Philosopher, historian, journalist and revolutionary socialist Karl Marx visited campus March 16.
Brought back to life through actor Bob Weick’s rendition of “Marx in Soho,” he shared his views on communism and capitalism with about 100 audience members.
Flint freshman Michael Jennings said he enjoyed the production. He said you don’t need to agree with everything Marx had to say to appreciate his philosophies.
“Marx was a radical thinker,” Jennings said, “It was interesting to hear about his thoughts in an unfiltered manner.”
Written by contemporary U.S. historian Howard Zinn, “Marx in Soho” sheds some light on the political and economic systems active in our society.
Brigitte Bechtold, professor and chairwoman of the Department of Sociology, Anthropology and Social Work, was a driving force in getting Weick to come to Central Michigan University. She said she had been trying for a year to bring him.
“This play stands out because it is a one-man performance,” she said. “(It) reflects Howard Zinn’s deep understanding of the workings of American society.”
Famous for his books “A People’s History of the United States” and “The Twentieth Century,” Zinn’s was and is a significant presence in American history.
Weick took the stage as Pink Floyd’s “Money” faded. He told the crowd Marx had risen from the grave temporarily to clear his name. He said popular interpretations of Marx’s works were skewed and misshapen. He said he didn’t want to be seen as a philosopher. Philosophers, he said, interpret the world, but the point is to change it.
He transitioned through sadness, anger and joy as he told the story of Marx’s life. A story of exile from his homeland, sickness of his family, the death of three children all part of a life struggling in poverty in London.
While he told Marx’s story, Weick constantly drew from a pool of newspapers and books, relating conditions and problems from a 150 years ago to events that happened not ten years ago.

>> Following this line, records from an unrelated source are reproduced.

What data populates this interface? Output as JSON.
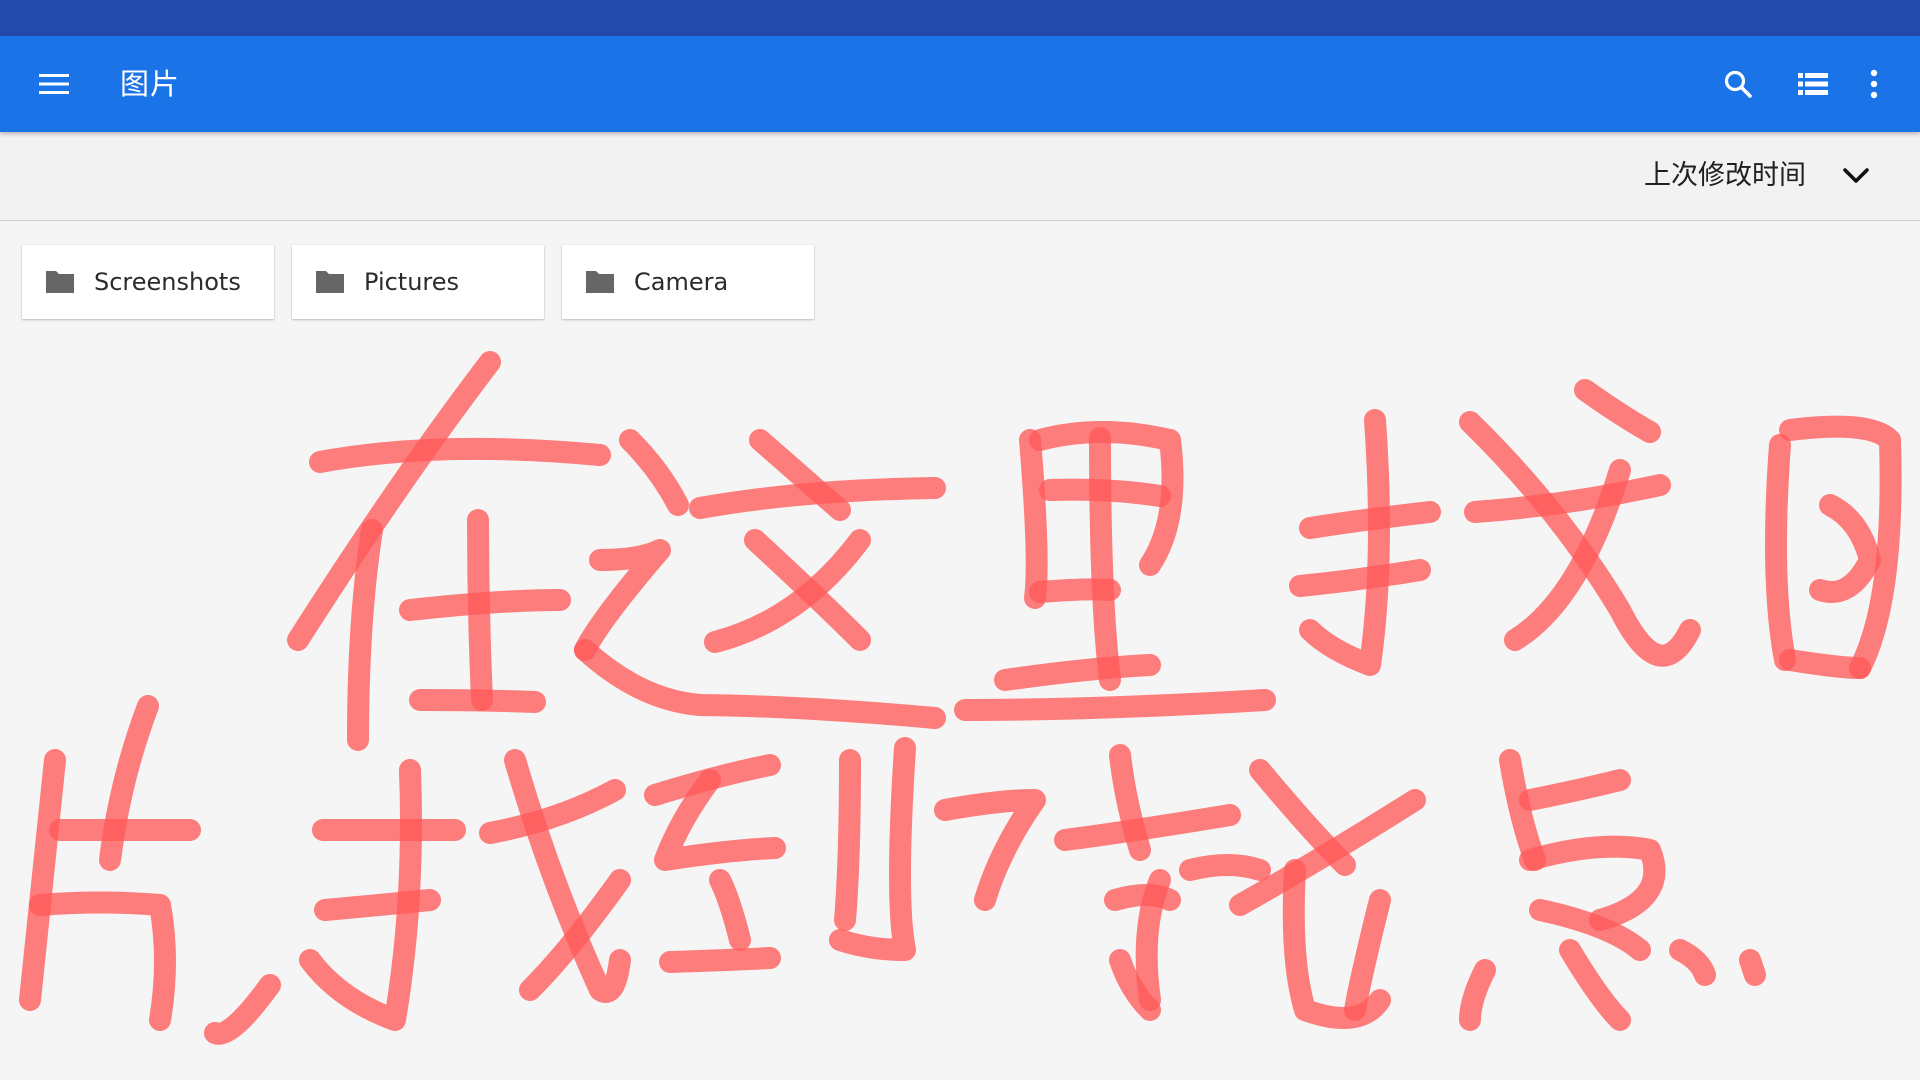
{
  "app_bar": {
    "title": "图片",
    "menu_icon": "hamburger-menu-icon",
    "actions": [
      "search-icon",
      "list-view-icon",
      "more-vert-icon"
    ],
    "color": "#1b73e8"
  },
  "status_bar": {
    "color": "#2349aa"
  },
  "sort_bar": {
    "label": "上次修改时间",
    "icon": "chevron-down-icon"
  },
  "folders": [
    {
      "name": "Screenshots",
      "icon": "folder-icon"
    },
    {
      "name": "Pictures",
      "icon": "folder-icon"
    },
    {
      "name": "Camera",
      "icon": "folder-icon"
    }
  ],
  "annotation": {
    "text": "在这里找图片,找到后就点.",
    "color": "#ff5a5a"
  }
}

At the end of his performance, Weick challenged the audience to pretend they had boils that made it painful to sit, so that they might stand for change.
Weick said he started performing “Marx in Soho” to inspire change. He said he wanted to be an active citizen by encouraging dialogue and critical thinking.
“An informed and engaged citizen is the foundation of democracy,” he said. “And there is reason to believe our democracy is being threatened.”
The crowd gave Weick a standing ovation as he left the stage.